The Johnson & Johnson vaccine differs by using a weakened version of a common virus that causes the common cold to get the instructions for coronavirus proteins into humans. This vaccine relies on double-stranded DNA instead of mRNA, and doesn’t require the same level of intense cooling systems as Moderna’s and Pfizer’s. Instead, it can be stuck in a fridge for months at 36 to 46 degrees Fahrenheit. This vaccine had an overall efficacy of 72 percent in the US, and, just as importantly, an up to 85 percent efficacy for preventing severe cases overall. Further, no deaths or hospitalizations were reported with the Johnson & Johnson vaccine trials.

“We have three highly efficacious vaccines that also have a very good safety profile,” Anthony Fauci, director of the National Institute of Allergy and Infectious Diseases, noted at a White House press conference in January.

Several other vaccine candidates are being tested in clinical trials currently. Another from AstraZeneca also uses a weakened adenovirus. A third, from Novavax, injects a lab-made version of a coronavirus protein along with an adjuvant to stimulate the immune system. Phase 3 clinical trial results for the AstraZeneca vaccine showed it to be up to 90 percent effective in preventing disease, slightly less effective than the two mRNA vaccines.

“If you did have a choice, I think I would probably still go with the ones that are showing 95 percent efficacy, but I would certainly be happy to have the other adenoviral-based vaccine if that was what was available to me,” Kaech says.

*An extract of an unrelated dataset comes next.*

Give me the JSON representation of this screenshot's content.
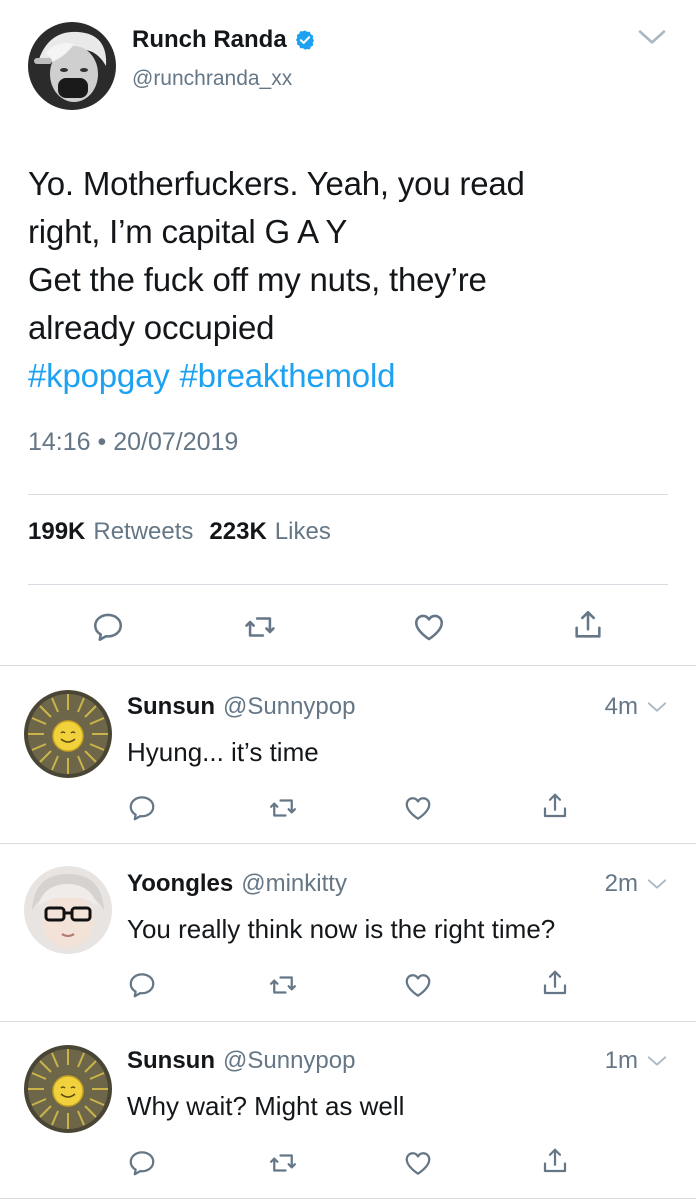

Importantly, Kaech says, “I wouldn’t skip getting a vaccine because the Moderna or the Pfizer vaccines weren’t available.”

Getting vaccinated presents two benefits, Kaech says. Any of the authorized vaccines will protect against severe cases of coronavirus disease. Most vaccines also prevent the illness from being transmitted, and data from early April show that at least the Pfizer and Moderna vaccines were 90 percent effective at preventing infection of SARS-CoV-2. Though they don’t prevent transmission entirely, they do make transmission highly unlikely. Signs point to the Johnson & Johnson vaccine lowering transmission as well. A more mild case of the disease may lower the risk for long-term symptoms or COVID long-haulers, she adds, so even if you get sick after receiving a vaccine, you’ll be better off than if you hadn’t gotten vaccinated.

Barring specific allergies, people in the US don’t generally get to choose the specific vaccine they receive for a given disease. When you take your child to the pediatrician to get a vaccine for diphtheria, tetanus, and whooping cough, for example, you may not know that there are six different pediatric vaccines licensed for that purpose. Individual doctor’s offices (or groups of them) pick which vaccine to order ahead of time. Some places allow you to choose which flu shot you get, especially if you’re allergic to eggs, but many only offer one type.

We’re not used to having a choice of vaccine, which is why multiple options of a coronavirus vaccine may be confusing to some, Kaech says. Still, she notes, it’s a good thing that there are more vaccine candidates being developed and tested. A greater diversity of vaccines will reduce the pressure on manufacturers and vaccine distributors, with the result of increased availability.

“If at the end of a year from now, we have 10 vaccines that are protective, I think it would be just as important as having two highly protective vaccines today,” says Kaech, “because it’ll make the global distribution a lot easier.”

Sara Chodosh

Sara Chodoshis an associate editor at PopSci where she writes about everything from vaccine hesitancy to extreme animal sex. She got her master’s degree in science journalism at NYU’s Science Health and Environmental Reporting Program, and is getting a second master’s in data visualization from the University of Girona. Contact the author here.